Panel II: Promoting Regional Competitiveness

Moderator: Representative T.J. Shope, Arizona House of Representatives


  • Ricardo Brown, Investment Promoter, Economic Development Council for Sonora
  • Bruce Wright, Associate Vice President, Tech Parks Arizona, University of Arizona
  • Manuel Hopkins Ruiz, Director of Economic Development, City of Nogales, Sonora

Panelists’ stated that what distinguishes the AZ-Sonora/Sinaloa region is agro-business (importing the most amount of fresh produce from Mexico through Nogales), the mining industry (especially with a growing global demand for copper) and aerospace (where tech parks are leading the way for further innovation).

Luncheon Keynote speaker: Ana Luisa Fajer, Director General for North America, Mexico’s Ministry of Foreign Affairs

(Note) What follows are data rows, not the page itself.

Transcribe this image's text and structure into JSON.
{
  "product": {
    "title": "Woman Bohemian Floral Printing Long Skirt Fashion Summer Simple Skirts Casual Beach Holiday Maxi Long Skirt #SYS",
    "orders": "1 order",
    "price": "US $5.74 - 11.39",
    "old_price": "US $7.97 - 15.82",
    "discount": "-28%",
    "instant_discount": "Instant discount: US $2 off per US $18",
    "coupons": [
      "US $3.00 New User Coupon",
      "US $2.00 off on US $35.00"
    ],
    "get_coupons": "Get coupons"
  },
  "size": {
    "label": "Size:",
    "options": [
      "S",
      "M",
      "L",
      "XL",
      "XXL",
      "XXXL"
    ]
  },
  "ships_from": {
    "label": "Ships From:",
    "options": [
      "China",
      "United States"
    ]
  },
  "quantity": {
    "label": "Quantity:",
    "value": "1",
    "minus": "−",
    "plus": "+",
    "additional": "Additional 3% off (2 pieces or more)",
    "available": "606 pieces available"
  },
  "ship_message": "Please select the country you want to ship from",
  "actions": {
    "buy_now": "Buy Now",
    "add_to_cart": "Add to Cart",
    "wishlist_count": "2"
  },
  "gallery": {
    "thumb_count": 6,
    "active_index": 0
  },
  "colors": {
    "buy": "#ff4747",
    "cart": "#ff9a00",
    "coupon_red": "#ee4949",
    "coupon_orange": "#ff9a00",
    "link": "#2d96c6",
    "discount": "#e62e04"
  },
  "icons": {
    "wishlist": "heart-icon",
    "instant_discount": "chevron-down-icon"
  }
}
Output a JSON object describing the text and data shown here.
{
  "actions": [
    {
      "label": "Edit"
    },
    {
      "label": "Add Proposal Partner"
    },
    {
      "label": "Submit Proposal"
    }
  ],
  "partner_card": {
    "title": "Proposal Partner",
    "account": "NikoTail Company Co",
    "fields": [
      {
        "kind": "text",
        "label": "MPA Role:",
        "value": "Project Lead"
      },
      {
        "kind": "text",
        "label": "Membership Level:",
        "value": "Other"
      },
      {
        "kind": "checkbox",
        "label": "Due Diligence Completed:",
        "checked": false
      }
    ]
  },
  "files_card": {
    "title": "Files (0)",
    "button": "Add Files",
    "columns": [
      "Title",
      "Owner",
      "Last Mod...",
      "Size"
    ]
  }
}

Ana Luisa Fajer, addressed the audience at the luncheon, discussing Mexico’s Ministry of Foreign Affair’s commitment to the border region; in appreciation for the key role it plays in increasing economic competitiveness for the United States and Mexico. She explained the priorities of the U.S.-Mexico High-Level Economic Dialogue (HLED), including student exchange and collaboration through MUSEIC and FOBESSI. Fajer asserted that, “(we) should be thinking in North American terms: using education and innovation to allow us to be more competitive.” She ended her talk with recommendations to seek out:

  1. Technology and government management systems
  2. More efficient transportation infrastructure
  3. Economic clusters and logistics corridors
  4. Alternate funding sources for border infrastructure

Panel III: Arizona – Sonora Trade Corridor

Moderator: Diputada Mireya de Lourdes Almada Beltrán, Sonora State Legislature

  • Marisa Walker, Senior Vice President, Strategic Planning & Infrastructure, Arizona Commerce Authority
  • Werner G. Cota Lopez, Confederation of Agriculture Associations, State of Sinaloa
  • David Careaga, General Director, Association of Farmers of Rio Culiacan
  • Russ Jones, Vice Chair, Border Trade Alliance and Former Representative, Arizona House of Representatives

This panel focused on the need for infrastructure, adequate staffing, and efficiency of border crossing for trade flows to run through.

Other distinguished participants included diplomats, business leaders and government officials, i.e.:

  • Mayor Arturo Garino, City of Nogales, Arizona
  • Mayor Douglas Nicholls, City of Yuma
  • Councilmember Reynaldo Gutiérrez, City of Nogales, Sonora
  • Representative Stefanie Mach, Arizona
  • Representative Victoria Steele, Arizona
  • Representative Macario Saldate IV, Arizona
  • Representative Rosanna Galbadon, Arizona

Our executive summary of the proceedings is forthcoming.  Also, Linda Valdez, columnist at the Arizona Republic, referenced the forum in her article, “Seal the Border? No. Staff the ports!” To read the article, click here. Lastly, to view pictures of the event, please click here.

Thank you to all who worked with us to make this forum a success. We look forward to continuing the series in Texas. Please check back in with us for more detailed information regarding the Laredo and El Paso forums and consider joining us.